Markey has noted that the existing 2012-2017 DPP utilizes 75 percent of all U.S. oil and gas reserves currently available, yet less than a quarter of all leases are actively developed. Addition of the Atlantic Ocean planning areas proposed would only increase accessible reserves by 5 percent, according to Markey.
Citing a recent Oceana economic analysis comparing offshore drilling and wind energy, Markey said:
“Offshore oil spills don’t respect state boundaries. A spill off the coast of North Carolina could affect Massachusetts. We saw what happened after the BP spill. My state’s fishing and tourism industry can’t afford that kind of tragedy.”
Noting there has never been a tragic wind-energy spill, Markey went on to say that Congress has yet to enact key drilling safety reforms, such as raising the liability cap for an offshore spill and increasing the civil penalties that can be levied against oil companies that violate the law.
Currently, the liability limit is set at $73 million for damages caused by an offshore oil spill.
The latest cost estimate for the BP spill is $46 billion in clean-up efforts and damages. In 2012, BP pled guilty to 11 felony charges in the deaths of 11 workers killed in the explosion and paid $4 billion. Last September, BP appealed a federal court ruling that 4.2 million barrels were spilled, claiming a much lower 2.5 million barrels flowed from its damaged well. The court may award damages of up to $4,300 per barrel under the federal Clean Water Act.

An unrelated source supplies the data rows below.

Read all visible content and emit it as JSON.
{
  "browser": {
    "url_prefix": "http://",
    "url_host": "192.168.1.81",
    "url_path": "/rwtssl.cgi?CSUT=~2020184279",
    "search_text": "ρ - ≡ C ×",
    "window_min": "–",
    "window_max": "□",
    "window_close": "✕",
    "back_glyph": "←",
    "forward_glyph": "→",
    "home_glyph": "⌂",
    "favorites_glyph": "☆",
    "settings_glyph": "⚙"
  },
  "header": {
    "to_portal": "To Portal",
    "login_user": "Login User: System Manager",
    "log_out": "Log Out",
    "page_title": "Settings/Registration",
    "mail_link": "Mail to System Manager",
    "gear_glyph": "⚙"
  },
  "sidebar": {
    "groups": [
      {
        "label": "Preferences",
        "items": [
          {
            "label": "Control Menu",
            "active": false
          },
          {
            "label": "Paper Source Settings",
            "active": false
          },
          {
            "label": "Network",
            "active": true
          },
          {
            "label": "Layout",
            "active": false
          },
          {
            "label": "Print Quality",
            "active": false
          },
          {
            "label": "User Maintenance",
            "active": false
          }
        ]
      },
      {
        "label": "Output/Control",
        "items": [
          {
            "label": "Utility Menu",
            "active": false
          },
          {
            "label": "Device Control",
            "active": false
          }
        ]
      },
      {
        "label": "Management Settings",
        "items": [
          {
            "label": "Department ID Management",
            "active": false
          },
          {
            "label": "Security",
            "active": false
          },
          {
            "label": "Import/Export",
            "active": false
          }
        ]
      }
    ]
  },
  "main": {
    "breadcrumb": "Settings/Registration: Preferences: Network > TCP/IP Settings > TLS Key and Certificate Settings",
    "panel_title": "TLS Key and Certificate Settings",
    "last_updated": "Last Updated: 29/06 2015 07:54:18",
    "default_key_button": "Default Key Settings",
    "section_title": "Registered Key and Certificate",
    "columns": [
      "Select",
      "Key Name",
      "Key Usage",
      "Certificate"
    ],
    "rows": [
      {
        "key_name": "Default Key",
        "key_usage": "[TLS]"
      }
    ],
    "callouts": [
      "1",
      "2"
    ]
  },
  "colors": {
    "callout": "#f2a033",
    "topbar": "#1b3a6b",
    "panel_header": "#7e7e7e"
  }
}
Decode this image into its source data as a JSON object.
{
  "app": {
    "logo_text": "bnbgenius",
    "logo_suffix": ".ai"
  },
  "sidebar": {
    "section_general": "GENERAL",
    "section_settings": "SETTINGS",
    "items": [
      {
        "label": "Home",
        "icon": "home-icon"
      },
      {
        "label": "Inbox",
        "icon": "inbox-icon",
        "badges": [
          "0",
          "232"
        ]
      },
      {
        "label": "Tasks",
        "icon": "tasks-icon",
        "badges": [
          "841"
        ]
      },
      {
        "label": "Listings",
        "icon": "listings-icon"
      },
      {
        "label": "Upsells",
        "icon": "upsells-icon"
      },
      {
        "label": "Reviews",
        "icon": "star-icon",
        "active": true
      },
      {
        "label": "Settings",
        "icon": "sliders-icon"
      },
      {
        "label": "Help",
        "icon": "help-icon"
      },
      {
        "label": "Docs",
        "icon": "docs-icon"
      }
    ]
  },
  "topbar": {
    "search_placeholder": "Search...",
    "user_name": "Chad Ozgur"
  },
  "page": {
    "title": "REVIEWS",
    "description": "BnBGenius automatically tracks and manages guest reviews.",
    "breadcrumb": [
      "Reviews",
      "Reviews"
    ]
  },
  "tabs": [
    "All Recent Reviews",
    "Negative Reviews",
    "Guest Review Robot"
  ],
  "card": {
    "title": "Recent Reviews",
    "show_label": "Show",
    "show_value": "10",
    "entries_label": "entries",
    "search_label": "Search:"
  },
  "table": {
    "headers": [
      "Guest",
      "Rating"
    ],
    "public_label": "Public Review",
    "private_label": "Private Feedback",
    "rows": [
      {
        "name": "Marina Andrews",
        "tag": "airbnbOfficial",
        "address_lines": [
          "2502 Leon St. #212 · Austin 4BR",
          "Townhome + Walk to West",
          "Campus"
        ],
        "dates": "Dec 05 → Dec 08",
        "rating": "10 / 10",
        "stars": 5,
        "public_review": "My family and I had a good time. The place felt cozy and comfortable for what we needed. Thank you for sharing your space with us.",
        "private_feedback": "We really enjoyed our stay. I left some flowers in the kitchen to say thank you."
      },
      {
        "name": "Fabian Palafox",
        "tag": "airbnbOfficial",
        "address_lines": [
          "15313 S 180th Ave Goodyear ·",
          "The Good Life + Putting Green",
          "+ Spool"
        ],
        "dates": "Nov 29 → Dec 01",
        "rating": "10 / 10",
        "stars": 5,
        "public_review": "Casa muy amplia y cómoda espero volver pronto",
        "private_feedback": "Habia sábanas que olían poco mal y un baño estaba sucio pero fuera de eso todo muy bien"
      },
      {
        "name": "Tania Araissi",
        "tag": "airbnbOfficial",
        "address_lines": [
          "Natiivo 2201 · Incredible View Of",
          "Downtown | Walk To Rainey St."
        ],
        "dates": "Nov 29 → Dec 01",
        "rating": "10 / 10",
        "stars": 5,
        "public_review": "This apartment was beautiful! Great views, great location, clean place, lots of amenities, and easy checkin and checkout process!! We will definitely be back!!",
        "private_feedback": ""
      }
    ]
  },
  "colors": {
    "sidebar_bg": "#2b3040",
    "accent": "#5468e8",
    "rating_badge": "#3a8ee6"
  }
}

The most recent incident data available for the Gulf of Mexico indicates there have been 22 loss-of-well-control incidents, 461 fires/explosions, 989 injuries and 11 fatalities between 2011-2014. There were three major spills in 2011 and eight in 2012.
The last two Atlantic region meetings on the environmental scoping document are scheduled to be held March 9 in Annapolis, Md., and March 11 in Charleston, S.C.
There are two separate documents in progress — the 2017-2022 DPP and the scoping for the PEIS. Comments submitted to one will not be automatically included with the other. Comments will be accepted until March 30.
For the 2017-2022 DPP, submit online or in writing to Ms. Kelly Hammerle, Five-Year Program Manager, BOEM (HM–3120), 381 Elden St., Herndon, VA 20170.
To comment on the scope of the PEIS, submit online or mail in an envelope labeled ‘‘Scoping Comments for the 2017–2022 Proposed Oil and Gas Leasing Program Programmatic EIS’’ to Mr. Geoffrey L. Wikel, Acting Chief, Division of Environmental Assessment, Office of Environmental Program (HM 3107), Bureau of Ocean Energy Management, 381 Elden St., Herndon, VA 20170–4817.
Portions of this article used reporting by the Wilmington (N.C.) Star and The Myrtle Beach (S.C.) Sun News.